╭──

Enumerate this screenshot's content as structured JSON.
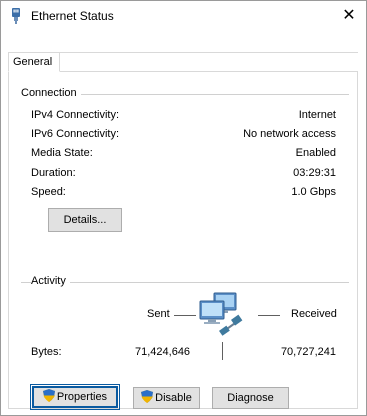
{
  "window": {
    "title": "Ethernet Status",
    "close_glyph": "✕",
    "icon": "ethernet-icon"
  },
  "tabs": [
    {
      "label": "General",
      "selected": true
    }
  ],
  "connection": {
    "group_label": "Connection",
    "rows": [
      {
        "label": "IPv4 Connectivity:",
        "value": "Internet"
      },
      {
        "label": "IPv6 Connectivity:",
        "value": "No network access"
      },
      {
        "label": "Media State:",
        "value": "Enabled"
      },
      {
        "label": "Duration:",
        "value": "03:29:31"
      },
      {
        "label": "Speed:",
        "value": "1.0 Gbps"
      }
    ],
    "details_button": "Details..."
  },
  "activity": {
    "group_label": "Activity",
    "sent_label": "Sent",
    "received_label": "Received",
    "bytes_label": "Bytes:",
    "bytes_sent": "71,424,646",
    "bytes_received": "70,727,241",
    "icon": "network-computers-icon"
  },
  "buttons": {
    "properties": "Properties",
    "disable": "Disable",
    "diagnose": "Diagnose"
  },
  "colors": {
    "focus_border": "#0a5aa0",
    "button_face": "#e1e1e1",
    "group_line": "#d0d0d0"
  }
}
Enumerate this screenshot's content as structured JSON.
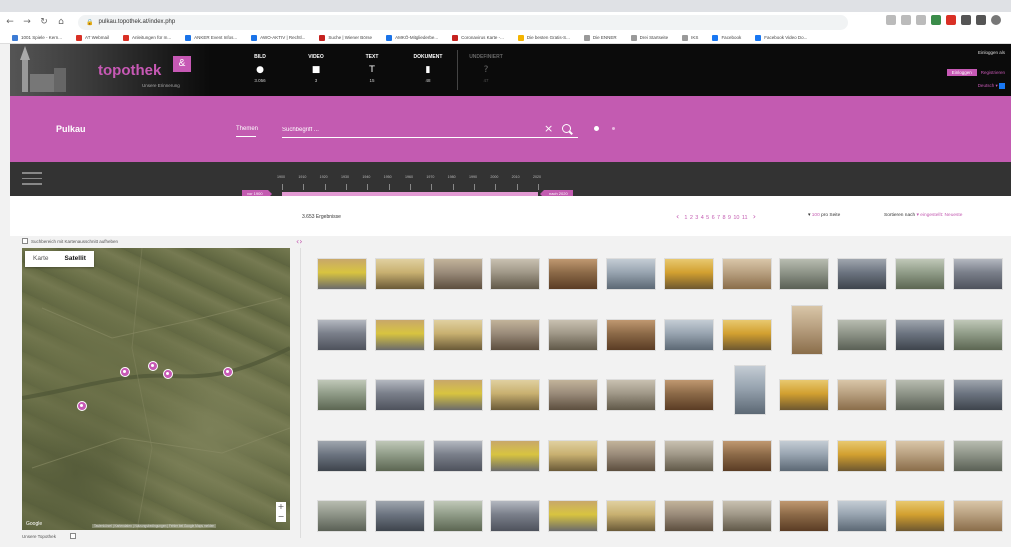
{
  "browser": {
    "url": "pulkau.topothek.at/index.php",
    "bookmarks": [
      "1001 Spiele - Kern...",
      "AT Webmail",
      "Anleitungen für m...",
      "ANKER Event Infos...",
      "AWO-AKTIV | Rechtl...",
      "Suche | Wiener Börse",
      "AMKÖ-Mitgliederbe...",
      "Coronavirus Karte -...",
      "Die besten Gratis-S...",
      "Die ENNER",
      "Drei Startseite",
      "IKS",
      "Facebook",
      "Facebook Video Do..."
    ]
  },
  "header": {
    "logo": "topothek",
    "tagline": "Unsere Erinnerung",
    "media": [
      {
        "label": "BILD",
        "count": "3.056",
        "icon": "camera-icon"
      },
      {
        "label": "VIDEO",
        "count": "3",
        "icon": "video-icon"
      },
      {
        "label": "TEXT",
        "count": "15",
        "icon": "text-icon"
      },
      {
        "label": "DOKUMENT",
        "count": "48",
        "icon": "document-icon"
      },
      {
        "label": "UNDEFINIERT",
        "count": "47",
        "icon": "question-icon"
      }
    ],
    "user": "Einloggen als",
    "login": "Einloggen",
    "register": "Registrieren",
    "language": "Deutsch"
  },
  "band": {
    "topothek_name": "Pulkau",
    "themen": "Themen",
    "search_placeholder": "Suchbegriff ..."
  },
  "timeline": {
    "from": "vor 1900",
    "to": "nach 2020",
    "years": [
      "1900",
      "1910",
      "1920",
      "1930",
      "1940",
      "1950",
      "1960",
      "1970",
      "1980",
      "1990",
      "2000",
      "2010",
      "2020"
    ]
  },
  "results": {
    "count": "3.653 Ergebnisse",
    "pages": [
      "1",
      "2",
      "3",
      "4",
      "5",
      "6",
      "7",
      "8",
      "9",
      "10",
      "11"
    ],
    "perpage_value": "100",
    "perpage_label": "pro Seite",
    "sort_label": "Sortieren nach",
    "sort_value": "eingestellt: Neueste"
  },
  "map": {
    "checkbox_label": "Suchbereich mit Kartenausschnitt aufheben",
    "tabs": [
      "Karte",
      "Satellit"
    ],
    "active_tab": "Satellit",
    "google": "Google",
    "attribution": "Tastenkürzel | Kartendaten | Nutzungsbedingungen | Fehler bei Google Maps melden",
    "footer_label": "Unsere Topothek"
  },
  "colors": {
    "accent": "#c35bb1",
    "header_bg": "#0b0b0b",
    "timeline_bg": "#333333"
  }
}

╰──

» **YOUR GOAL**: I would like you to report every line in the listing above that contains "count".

» **WRITTEN SOLUTION**:
        "count": "3.056",
        "count": "3",
        "count": "15",
        "count": "48",
        "count": "47",
    "count": "3.653 Ergebnisse",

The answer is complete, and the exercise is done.